> Task directions
Scan the listing below. Copy each line that contains "child".

> Material provided
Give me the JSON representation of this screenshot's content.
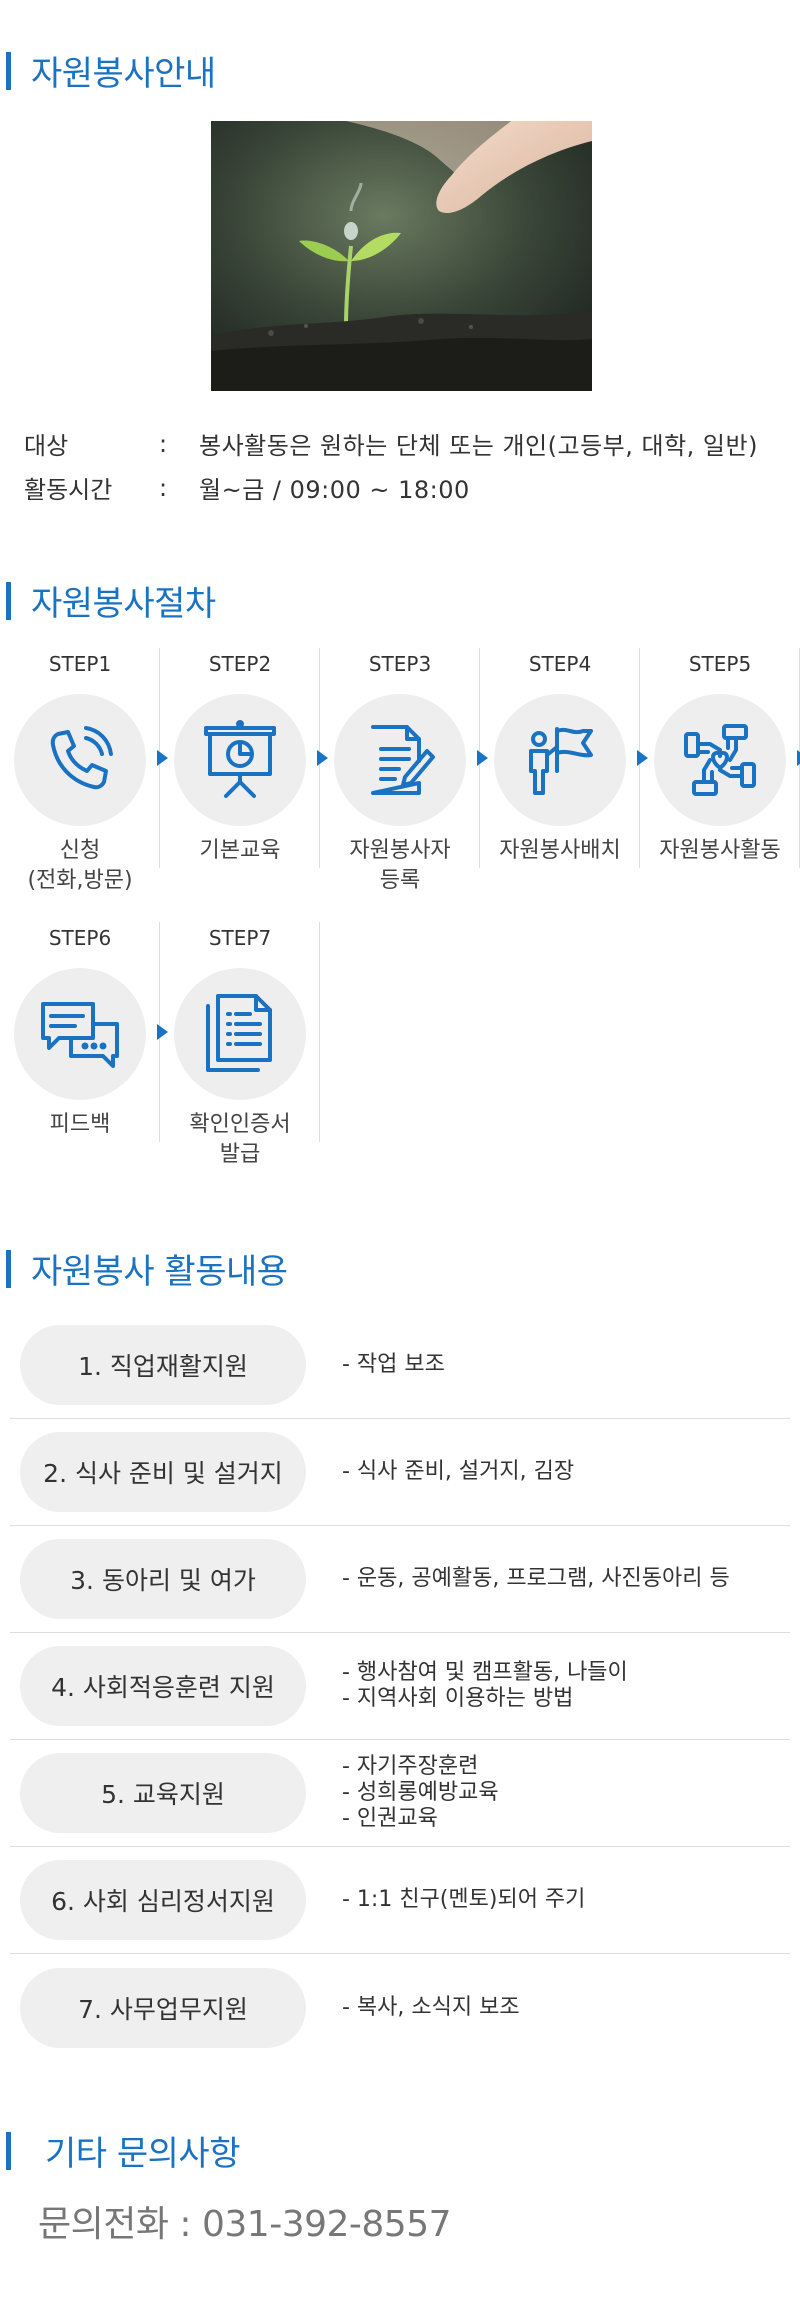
{
  "intro": {
    "title": "자원봉사안내",
    "rows": [
      {
        "key": "대상",
        "colon": ":",
        "value": "봉사활동은 원하는 단체 또는 개인(고등부, 대학, 일반)"
      },
      {
        "key": "활동시간",
        "colon": ":",
        "value": "월~금 / 09:00 ~ 18:00"
      }
    ]
  },
  "procedure": {
    "title": "자원봉사절차",
    "steps": [
      {
        "label": "STEP1",
        "name": "신청\n(전화,방문)",
        "icon": "phone-icon"
      },
      {
        "label": "STEP2",
        "name": "기본교육",
        "icon": "presentation-icon"
      },
      {
        "label": "STEP3",
        "name": "자원봉사자\n등록",
        "icon": "document-pen-icon"
      },
      {
        "label": "STEP4",
        "name": "자원봉사배치",
        "icon": "person-flag-icon"
      },
      {
        "label": "STEP5",
        "name": "자원봉사활동",
        "icon": "hands-heart-icon"
      },
      {
        "label": "STEP6",
        "name": "피드백",
        "icon": "chat-bubbles-icon"
      },
      {
        "label": "STEP7",
        "name": "확인인증서\n발급",
        "icon": "certificate-docs-icon"
      }
    ]
  },
  "activities": {
    "title": "자원봉사 활동내용",
    "items": [
      {
        "name": "1. 직업재활지원",
        "desc": [
          "- 작업 보조"
        ]
      },
      {
        "name": "2. 식사 준비 및 설거지",
        "desc": [
          "- 식사 준비, 설거지, 김장"
        ]
      },
      {
        "name": "3. 동아리 및 여가",
        "desc": [
          "- 운동, 공예활동, 프로그램, 사진동아리 등"
        ]
      },
      {
        "name": "4. 사회적응훈련 지원",
        "desc": [
          "- 행사참여 및 캠프활동, 나들이",
          "- 지역사회 이용하는 방법"
        ]
      },
      {
        "name": "5. 교육지원",
        "desc": [
          "- 자기주장훈련",
          "- 성희롱예방교육",
          "- 인권교육"
        ]
      },
      {
        "name": "6. 사회 심리정서지원",
        "desc": [
          "- 1:1 친구(멘토)되어 주기"
        ]
      },
      {
        "name": "7. 사무업무지원",
        "desc": [
          "- 복사, 소식지 보조"
        ]
      }
    ]
  },
  "contact": {
    "title": "기타 문의사항",
    "text": "문의전화 : 031-392-8557"
  },
  "colors": {
    "accent": "#1a72c2",
    "pill_bg": "#efefef",
    "circle_bg": "#eeeeee"
  }
}
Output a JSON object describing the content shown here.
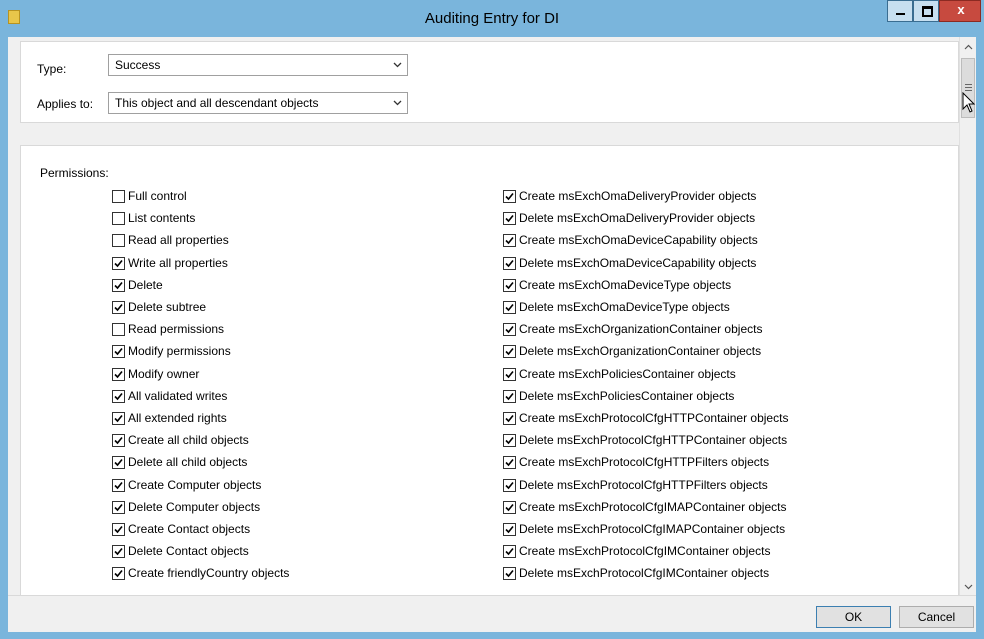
{
  "window": {
    "title": "Auditing Entry for DI"
  },
  "type_field": {
    "label": "Type:",
    "value": "Success"
  },
  "applies_field": {
    "label": "Applies to:",
    "value": "This object and all descendant objects"
  },
  "permissions": {
    "label": "Permissions:",
    "left": [
      {
        "label": "Full control",
        "checked": false
      },
      {
        "label": "List contents",
        "checked": false
      },
      {
        "label": "Read all properties",
        "checked": false
      },
      {
        "label": "Write all properties",
        "checked": true
      },
      {
        "label": "Delete",
        "checked": true
      },
      {
        "label": "Delete subtree",
        "checked": true
      },
      {
        "label": "Read permissions",
        "checked": false
      },
      {
        "label": "Modify permissions",
        "checked": true
      },
      {
        "label": "Modify owner",
        "checked": true
      },
      {
        "label": "All validated writes",
        "checked": true
      },
      {
        "label": "All extended rights",
        "checked": true
      },
      {
        "label": "Create all child objects",
        "checked": true
      },
      {
        "label": "Delete all child objects",
        "checked": true
      },
      {
        "label": "Create Computer objects",
        "checked": true
      },
      {
        "label": "Delete Computer objects",
        "checked": true
      },
      {
        "label": "Create Contact objects",
        "checked": true
      },
      {
        "label": "Delete Contact objects",
        "checked": true
      },
      {
        "label": "Create friendlyCountry objects",
        "checked": true
      }
    ],
    "right": [
      {
        "label": "Create msExchOmaDeliveryProvider objects",
        "checked": true
      },
      {
        "label": "Delete msExchOmaDeliveryProvider objects",
        "checked": true
      },
      {
        "label": "Create msExchOmaDeviceCapability objects",
        "checked": true
      },
      {
        "label": "Delete msExchOmaDeviceCapability objects",
        "checked": true
      },
      {
        "label": "Create msExchOmaDeviceType objects",
        "checked": true
      },
      {
        "label": "Delete msExchOmaDeviceType objects",
        "checked": true
      },
      {
        "label": "Create msExchOrganizationContainer objects",
        "checked": true
      },
      {
        "label": "Delete msExchOrganizationContainer objects",
        "checked": true
      },
      {
        "label": "Create msExchPoliciesContainer objects",
        "checked": true
      },
      {
        "label": "Delete msExchPoliciesContainer objects",
        "checked": true
      },
      {
        "label": "Create msExchProtocolCfgHTTPContainer objects",
        "checked": true
      },
      {
        "label": "Delete msExchProtocolCfgHTTPContainer objects",
        "checked": true
      },
      {
        "label": "Create msExchProtocolCfgHTTPFilters objects",
        "checked": true
      },
      {
        "label": "Delete msExchProtocolCfgHTTPFilters objects",
        "checked": true
      },
      {
        "label": "Create msExchProtocolCfgIMAPContainer objects",
        "checked": true
      },
      {
        "label": "Delete msExchProtocolCfgIMAPContainer objects",
        "checked": true
      },
      {
        "label": "Create msExchProtocolCfgIMContainer objects",
        "checked": true
      },
      {
        "label": "Delete msExchProtocolCfgIMContainer objects",
        "checked": true
      }
    ]
  },
  "buttons": {
    "ok": "OK",
    "cancel": "Cancel"
  }
}
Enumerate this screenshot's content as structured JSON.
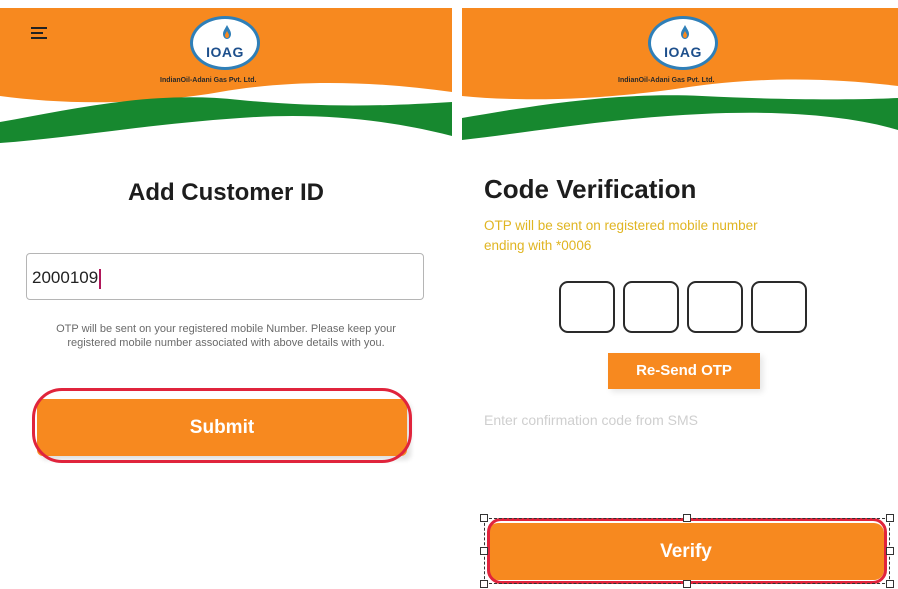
{
  "colors": {
    "brand_orange": "#f7891f",
    "brand_green": "#17882f",
    "accent_red": "#e0243c",
    "otp_notice": "#e0b522"
  },
  "left_screen": {
    "header": {
      "menu_icon": "hamburger-icon",
      "logo_text": "IOAG",
      "company_name": "IndianOil-Adani Gas Pvt. Ltd."
    },
    "title": "Add Customer ID",
    "customer_id_field": {
      "value": "2000109"
    },
    "note": "OTP will be sent on your registered mobile Number. Please keep your registered mobile number associated with above details with you.",
    "submit_label": "Submit"
  },
  "right_screen": {
    "header": {
      "logo_text": "IOAG",
      "company_name": "IndianOil-Adani Gas Pvt. Ltd."
    },
    "title": "Code Verification",
    "otp_notice_line1": "OTP will be sent on registered mobile number",
    "otp_notice_line2": "ending with *0006",
    "otp_digits": [
      "",
      "",
      "",
      ""
    ],
    "resend_label": "Re-Send OTP",
    "sms_hint": "Enter confirmation code from SMS",
    "verify_label": "Verify"
  }
}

> Answer to the problem
        "label": "Create all child objects",
        "label": "Delete all child objects",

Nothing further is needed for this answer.